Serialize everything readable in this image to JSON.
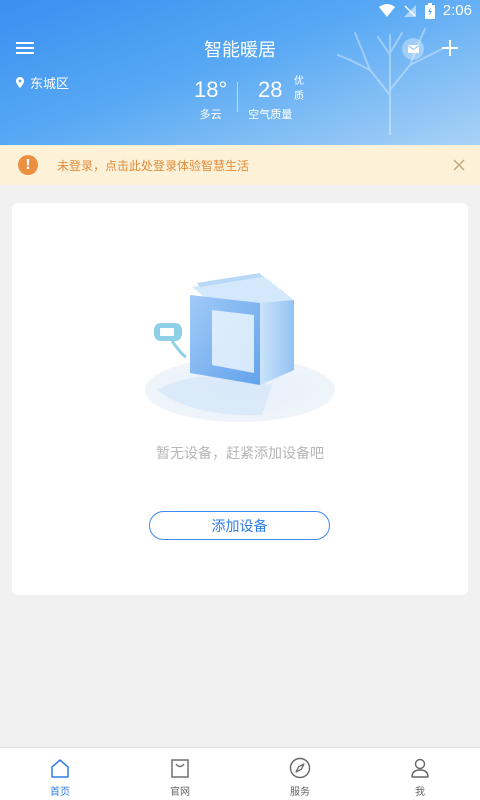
{
  "status_bar": {
    "time": "2:06"
  },
  "header": {
    "title": "智能暖居",
    "location": "东城区",
    "weather": {
      "temperature": "18°",
      "condition": "多云",
      "aqi_value": "28",
      "aqi_grade": "优质",
      "aqi_label": "空气质量"
    }
  },
  "banner": {
    "text": "未登录，点击此处登录体验智慧生活"
  },
  "card": {
    "empty_text": "暂无设备，赶紧添加设备吧",
    "add_button_label": "添加设备"
  },
  "bottom_nav": {
    "items": [
      {
        "label": "首页",
        "icon": "home-icon",
        "active": true
      },
      {
        "label": "官网",
        "icon": "shopping-bag-icon",
        "active": false
      },
      {
        "label": "服务",
        "icon": "compass-icon",
        "active": false
      },
      {
        "label": "我",
        "icon": "person-icon",
        "active": false
      }
    ]
  },
  "colors": {
    "header_gradient_start": "#3a8ff0",
    "header_gradient_end": "#a9d2f6",
    "accent": "#2f7ee6",
    "banner_bg": "#fdf2d8",
    "banner_text": "#e08b3b"
  }
}
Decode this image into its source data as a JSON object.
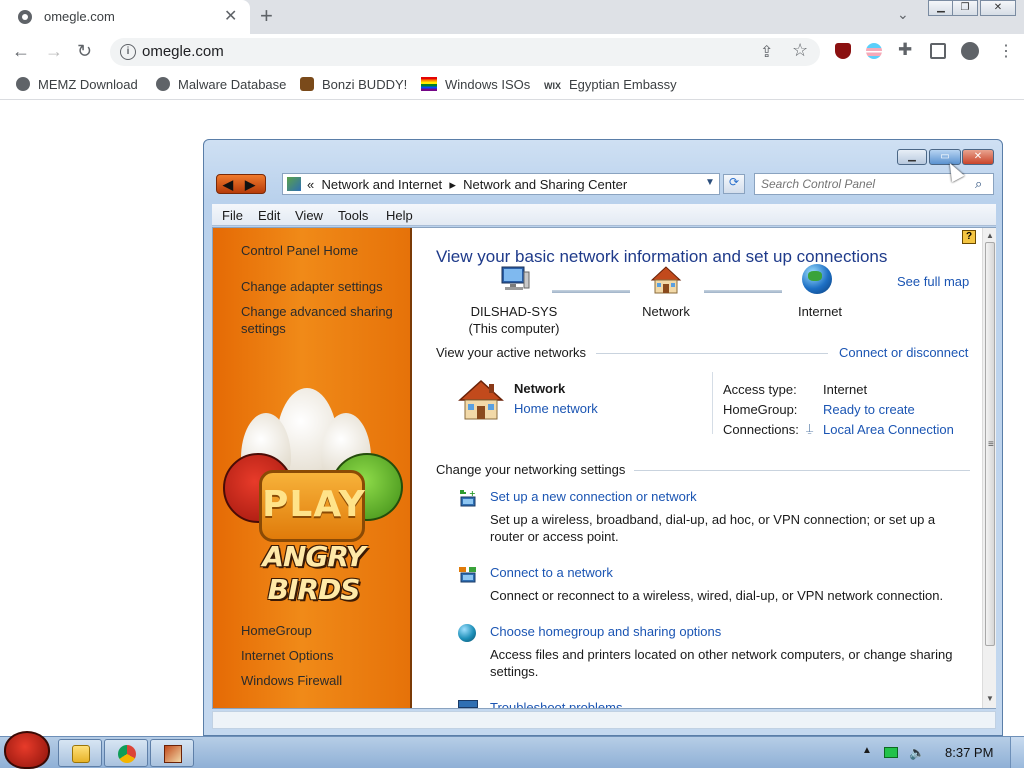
{
  "browser": {
    "tab_title": "omegle.com",
    "url": "omegle.com",
    "bookmarks": [
      "MEMZ Download",
      "Malware Database",
      "Bonzi BUDDY!",
      "Windows ISOs",
      "Egyptian Embassy"
    ],
    "bookmark_wix": "WIX"
  },
  "window": {
    "breadcrumb_marker": "«",
    "breadcrumb": [
      "Network and Internet",
      "Network and Sharing Center"
    ],
    "breadcrumb_sep": "▸",
    "search_placeholder": "Search Control Panel",
    "menu": [
      "File",
      "Edit",
      "View",
      "Tools",
      "Help"
    ],
    "left_links": [
      "Control Panel Home",
      "Change adapter settings",
      "Change advanced sharing settings"
    ],
    "left_links_bottom": [
      "HomeGroup",
      "Internet Options",
      "Windows Firewall"
    ],
    "promo": {
      "play": "PLAY",
      "title": "ANGRY BIRDS"
    },
    "title": "View your basic network information and set up connections",
    "see_full_map": "See full map",
    "map": {
      "computer": "DILSHAD-SYS",
      "computer_sub": "(This computer)",
      "network": "Network",
      "internet": "Internet"
    },
    "active_networks_label": "View your active networks",
    "connect_disconnect": "Connect or disconnect",
    "active_network": {
      "name": "Network",
      "type": "Home network",
      "access_type_label": "Access type:",
      "access_type": "Internet",
      "homegroup_label": "HomeGroup:",
      "homegroup": "Ready to create",
      "connections_label": "Connections:",
      "connection": "Local Area Connection"
    },
    "change_settings_label": "Change your networking settings",
    "tasks": [
      {
        "title": "Set up a new connection or network",
        "desc": "Set up a wireless, broadband, dial-up, ad hoc, or VPN connection; or set up a router or access point."
      },
      {
        "title": "Connect to a network",
        "desc": "Connect or reconnect to a wireless, wired, dial-up, or VPN network connection."
      },
      {
        "title": "Choose homegroup and sharing options",
        "desc": "Access files and printers located on other network computers, or change sharing settings."
      },
      {
        "title": "Troubleshoot problems",
        "desc": ""
      }
    ]
  },
  "taskbar": {
    "clock": "8:37 PM"
  },
  "colors": {
    "accent_link": "#1b55b3",
    "left_pane": "#e87a0f",
    "title": "#1e3a8a"
  }
}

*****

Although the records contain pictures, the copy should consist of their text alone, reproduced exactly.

Serialize everything readable in this image to JSON.
{
  "status_bar": {
    "time": "2:06"
  },
  "header": {
    "title": "智能暖居",
    "location": "东城区",
    "weather": {
      "temperature": "18°",
      "condition": "多云",
      "aqi_value": "28",
      "aqi_grade": "优质",
      "aqi_label": "空气质量"
    }
  },
  "banner": {
    "text": "未登录，点击此处登录体验智慧生活"
  },
  "card": {
    "empty_text": "暂无设备，赶紧添加设备吧",
    "add_button_label": "添加设备"
  },
  "bottom_nav": {
    "items": [
      {
        "label": "首页",
        "icon": "home-icon",
        "active": true
      },
      {
        "label": "官网",
        "icon": "shopping-bag-icon",
        "active": false
      },
      {
        "label": "服务",
        "icon": "compass-icon",
        "active": false
      },
      {
        "label": "我",
        "icon": "person-icon",
        "active": false
      }
    ]
  },
  "colors": {
    "header_gradient_start": "#3a8ff0",
    "header_gradient_end": "#a9d2f6",
    "accent": "#2f7ee6",
    "banner_bg": "#fdf2d8",
    "banner_text": "#e08b3b"
  }
}
Decode this image into its source data as a JSON object.
{
  "browser": {
    "tab_title": "omegle.com",
    "url": "omegle.com",
    "bookmarks": [
      "MEMZ Download",
      "Malware Database",
      "Bonzi BUDDY!",
      "Windows ISOs",
      "Egyptian Embassy"
    ],
    "bookmark_wix": "WIX"
  },
  "window": {
    "breadcrumb_marker": "«",
    "breadcrumb": [
      "Network and Internet",
      "Network and Sharing Center"
    ],
    "breadcrumb_sep": "▸",
    "search_placeholder": "Search Control Panel",
    "menu": [
      "File",
      "Edit",
      "View",
      "Tools",
      "Help"
    ],
    "left_links": [
      "Control Panel Home",
      "Change adapter settings",
      "Change advanced sharing settings"
    ],
    "left_links_bottom": [
      "HomeGroup",
      "Internet Options",
      "Windows Firewall"
    ],
    "promo": {
      "play": "PLAY",
      "title": "ANGRY BIRDS"
    },
    "title": "View your basic network information and set up connections",
    "see_full_map": "See full map",
    "map": {
      "computer": "DILSHAD-SYS",
      "computer_sub": "(This computer)",
      "network": "Network",
      "internet": "Internet"
    },
    "active_networks_label": "View your active networks",
    "connect_disconnect": "Connect or disconnect",
    "active_network": {
      "name": "Network",
      "type": "Home network",
      "access_type_label": "Access type:",
      "access_type": "Internet",
      "homegroup_label": "HomeGroup:",
      "homegroup": "Ready to create",
      "connections_label": "Connections:",
      "connection": "Local Area Connection"
    },
    "change_settings_label": "Change your networking settings",
    "tasks": [
      {
        "title": "Set up a new connection or network",
        "desc": "Set up a wireless, broadband, dial-up, ad hoc, or VPN connection; or set up a router or access point."
      },
      {
        "title": "Connect to a network",
        "desc": "Connect or reconnect to a wireless, wired, dial-up, or VPN network connection."
      },
      {
        "title": "Choose homegroup and sharing options",
        "desc": "Access files and printers located on other network computers, or change sharing settings."
      },
      {
        "title": "Troubleshoot problems",
        "desc": ""
      }
    ]
  },
  "taskbar": {
    "clock": "8:37 PM"
  },
  "colors": {
    "accent_link": "#1b55b3",
    "left_pane": "#e87a0f",
    "title": "#1e3a8a"
  }
}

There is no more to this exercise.